__THE TASK__:
For the entries that follow, say how many lines hold the string "Entry", with nothing else in the reply.

────────────────

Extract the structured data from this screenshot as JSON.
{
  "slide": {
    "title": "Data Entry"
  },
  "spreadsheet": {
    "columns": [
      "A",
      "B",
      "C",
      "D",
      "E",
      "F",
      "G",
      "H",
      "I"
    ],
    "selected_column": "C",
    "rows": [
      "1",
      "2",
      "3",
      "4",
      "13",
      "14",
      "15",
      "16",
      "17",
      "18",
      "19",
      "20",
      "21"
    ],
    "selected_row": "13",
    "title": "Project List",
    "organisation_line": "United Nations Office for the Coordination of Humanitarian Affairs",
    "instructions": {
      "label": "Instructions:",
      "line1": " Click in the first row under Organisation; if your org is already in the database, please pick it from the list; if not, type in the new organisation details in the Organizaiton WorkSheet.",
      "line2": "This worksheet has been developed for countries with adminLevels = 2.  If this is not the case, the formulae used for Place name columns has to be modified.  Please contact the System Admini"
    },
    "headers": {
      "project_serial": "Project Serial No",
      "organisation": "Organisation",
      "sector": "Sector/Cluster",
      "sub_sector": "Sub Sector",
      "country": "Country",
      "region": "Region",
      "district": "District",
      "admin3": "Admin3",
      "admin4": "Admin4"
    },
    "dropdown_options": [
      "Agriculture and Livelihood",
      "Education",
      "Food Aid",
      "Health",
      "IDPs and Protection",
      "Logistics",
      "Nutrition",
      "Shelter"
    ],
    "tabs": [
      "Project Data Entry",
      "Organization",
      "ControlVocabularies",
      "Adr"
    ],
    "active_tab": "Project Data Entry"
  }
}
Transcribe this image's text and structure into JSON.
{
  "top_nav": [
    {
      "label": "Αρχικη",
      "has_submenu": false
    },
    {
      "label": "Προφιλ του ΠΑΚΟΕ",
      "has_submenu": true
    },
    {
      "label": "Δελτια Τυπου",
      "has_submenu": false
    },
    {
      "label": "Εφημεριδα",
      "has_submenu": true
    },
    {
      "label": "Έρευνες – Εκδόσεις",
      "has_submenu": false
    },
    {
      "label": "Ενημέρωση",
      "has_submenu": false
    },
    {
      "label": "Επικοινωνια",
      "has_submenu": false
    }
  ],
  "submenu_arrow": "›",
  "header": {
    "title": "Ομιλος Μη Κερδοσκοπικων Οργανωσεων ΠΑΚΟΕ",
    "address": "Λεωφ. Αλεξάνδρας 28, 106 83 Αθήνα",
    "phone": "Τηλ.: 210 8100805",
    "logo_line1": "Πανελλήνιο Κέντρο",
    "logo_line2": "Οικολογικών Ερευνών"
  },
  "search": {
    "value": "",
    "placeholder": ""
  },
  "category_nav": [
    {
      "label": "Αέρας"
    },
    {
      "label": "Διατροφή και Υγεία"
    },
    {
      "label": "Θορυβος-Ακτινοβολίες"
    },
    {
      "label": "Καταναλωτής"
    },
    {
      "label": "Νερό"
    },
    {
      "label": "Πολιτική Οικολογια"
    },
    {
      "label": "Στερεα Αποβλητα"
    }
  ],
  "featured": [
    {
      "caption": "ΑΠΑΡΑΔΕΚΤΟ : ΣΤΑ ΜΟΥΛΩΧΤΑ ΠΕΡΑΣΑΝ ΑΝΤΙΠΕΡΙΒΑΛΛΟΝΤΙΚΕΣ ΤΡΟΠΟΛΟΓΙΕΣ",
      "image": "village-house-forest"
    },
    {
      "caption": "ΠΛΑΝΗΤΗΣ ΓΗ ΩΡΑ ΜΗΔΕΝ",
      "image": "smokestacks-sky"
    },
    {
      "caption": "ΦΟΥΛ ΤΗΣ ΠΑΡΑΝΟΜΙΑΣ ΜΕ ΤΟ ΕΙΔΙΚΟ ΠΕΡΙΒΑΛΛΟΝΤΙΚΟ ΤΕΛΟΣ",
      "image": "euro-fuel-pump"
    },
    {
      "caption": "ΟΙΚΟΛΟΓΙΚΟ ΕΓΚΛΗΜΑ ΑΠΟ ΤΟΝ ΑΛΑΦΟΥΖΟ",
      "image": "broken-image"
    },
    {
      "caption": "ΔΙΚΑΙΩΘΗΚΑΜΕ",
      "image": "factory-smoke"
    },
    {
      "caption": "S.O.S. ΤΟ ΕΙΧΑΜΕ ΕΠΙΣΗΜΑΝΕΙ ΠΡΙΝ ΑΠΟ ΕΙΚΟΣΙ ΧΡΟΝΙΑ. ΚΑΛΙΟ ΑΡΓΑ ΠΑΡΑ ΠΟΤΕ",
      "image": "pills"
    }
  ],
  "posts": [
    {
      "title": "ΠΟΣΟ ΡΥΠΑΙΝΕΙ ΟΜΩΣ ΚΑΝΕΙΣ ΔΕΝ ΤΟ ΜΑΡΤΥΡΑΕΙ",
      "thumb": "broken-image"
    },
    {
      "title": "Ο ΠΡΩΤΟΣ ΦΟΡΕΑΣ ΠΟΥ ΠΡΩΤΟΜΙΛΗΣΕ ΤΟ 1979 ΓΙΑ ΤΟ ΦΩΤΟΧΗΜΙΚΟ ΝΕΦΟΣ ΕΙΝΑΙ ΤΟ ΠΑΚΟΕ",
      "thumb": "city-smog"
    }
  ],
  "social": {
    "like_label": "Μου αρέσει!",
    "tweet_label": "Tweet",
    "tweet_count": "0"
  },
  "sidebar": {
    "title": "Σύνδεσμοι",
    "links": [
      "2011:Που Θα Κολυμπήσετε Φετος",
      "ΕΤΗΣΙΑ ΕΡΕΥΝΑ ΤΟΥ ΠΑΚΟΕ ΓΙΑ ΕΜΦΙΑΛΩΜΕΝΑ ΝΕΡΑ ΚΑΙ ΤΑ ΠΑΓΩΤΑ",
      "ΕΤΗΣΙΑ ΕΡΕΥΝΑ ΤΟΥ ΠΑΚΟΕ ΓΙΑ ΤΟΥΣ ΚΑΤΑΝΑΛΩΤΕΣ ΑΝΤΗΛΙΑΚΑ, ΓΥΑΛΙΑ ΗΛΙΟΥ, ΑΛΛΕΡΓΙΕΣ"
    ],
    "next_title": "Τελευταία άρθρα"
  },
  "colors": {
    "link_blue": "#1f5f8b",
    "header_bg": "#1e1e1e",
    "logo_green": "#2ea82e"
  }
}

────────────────

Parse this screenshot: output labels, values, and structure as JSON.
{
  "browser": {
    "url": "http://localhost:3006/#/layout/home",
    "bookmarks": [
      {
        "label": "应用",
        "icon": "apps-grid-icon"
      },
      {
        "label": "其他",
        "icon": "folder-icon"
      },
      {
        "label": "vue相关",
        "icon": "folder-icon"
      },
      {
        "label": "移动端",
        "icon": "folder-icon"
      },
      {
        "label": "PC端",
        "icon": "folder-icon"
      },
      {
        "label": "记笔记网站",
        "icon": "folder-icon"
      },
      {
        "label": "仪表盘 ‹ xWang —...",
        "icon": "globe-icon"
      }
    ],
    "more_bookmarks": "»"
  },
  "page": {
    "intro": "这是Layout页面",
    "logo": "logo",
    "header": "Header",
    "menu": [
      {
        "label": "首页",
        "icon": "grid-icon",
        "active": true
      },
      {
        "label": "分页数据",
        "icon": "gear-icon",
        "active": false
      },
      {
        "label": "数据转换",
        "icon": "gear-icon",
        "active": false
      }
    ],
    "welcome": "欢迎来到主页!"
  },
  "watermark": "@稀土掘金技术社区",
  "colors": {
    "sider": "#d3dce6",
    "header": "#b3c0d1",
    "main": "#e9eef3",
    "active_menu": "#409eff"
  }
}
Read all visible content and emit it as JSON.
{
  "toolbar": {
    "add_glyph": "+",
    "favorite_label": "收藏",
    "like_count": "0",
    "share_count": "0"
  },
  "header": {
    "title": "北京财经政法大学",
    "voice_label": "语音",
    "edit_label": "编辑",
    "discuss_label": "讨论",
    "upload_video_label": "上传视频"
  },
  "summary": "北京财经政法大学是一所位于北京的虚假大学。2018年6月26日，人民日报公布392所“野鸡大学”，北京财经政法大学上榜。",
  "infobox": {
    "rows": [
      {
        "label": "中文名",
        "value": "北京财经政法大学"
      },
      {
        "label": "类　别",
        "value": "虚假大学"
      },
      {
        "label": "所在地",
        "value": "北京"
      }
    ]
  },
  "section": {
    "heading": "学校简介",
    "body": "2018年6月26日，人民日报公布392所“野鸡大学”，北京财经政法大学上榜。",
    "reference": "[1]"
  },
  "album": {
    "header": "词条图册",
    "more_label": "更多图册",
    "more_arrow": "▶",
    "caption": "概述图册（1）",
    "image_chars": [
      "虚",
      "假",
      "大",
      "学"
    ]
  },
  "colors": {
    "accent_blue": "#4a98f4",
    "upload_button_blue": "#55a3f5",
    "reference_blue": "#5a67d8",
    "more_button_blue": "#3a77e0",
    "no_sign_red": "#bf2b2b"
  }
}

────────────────

__EXERCISE SOLUTION__:
3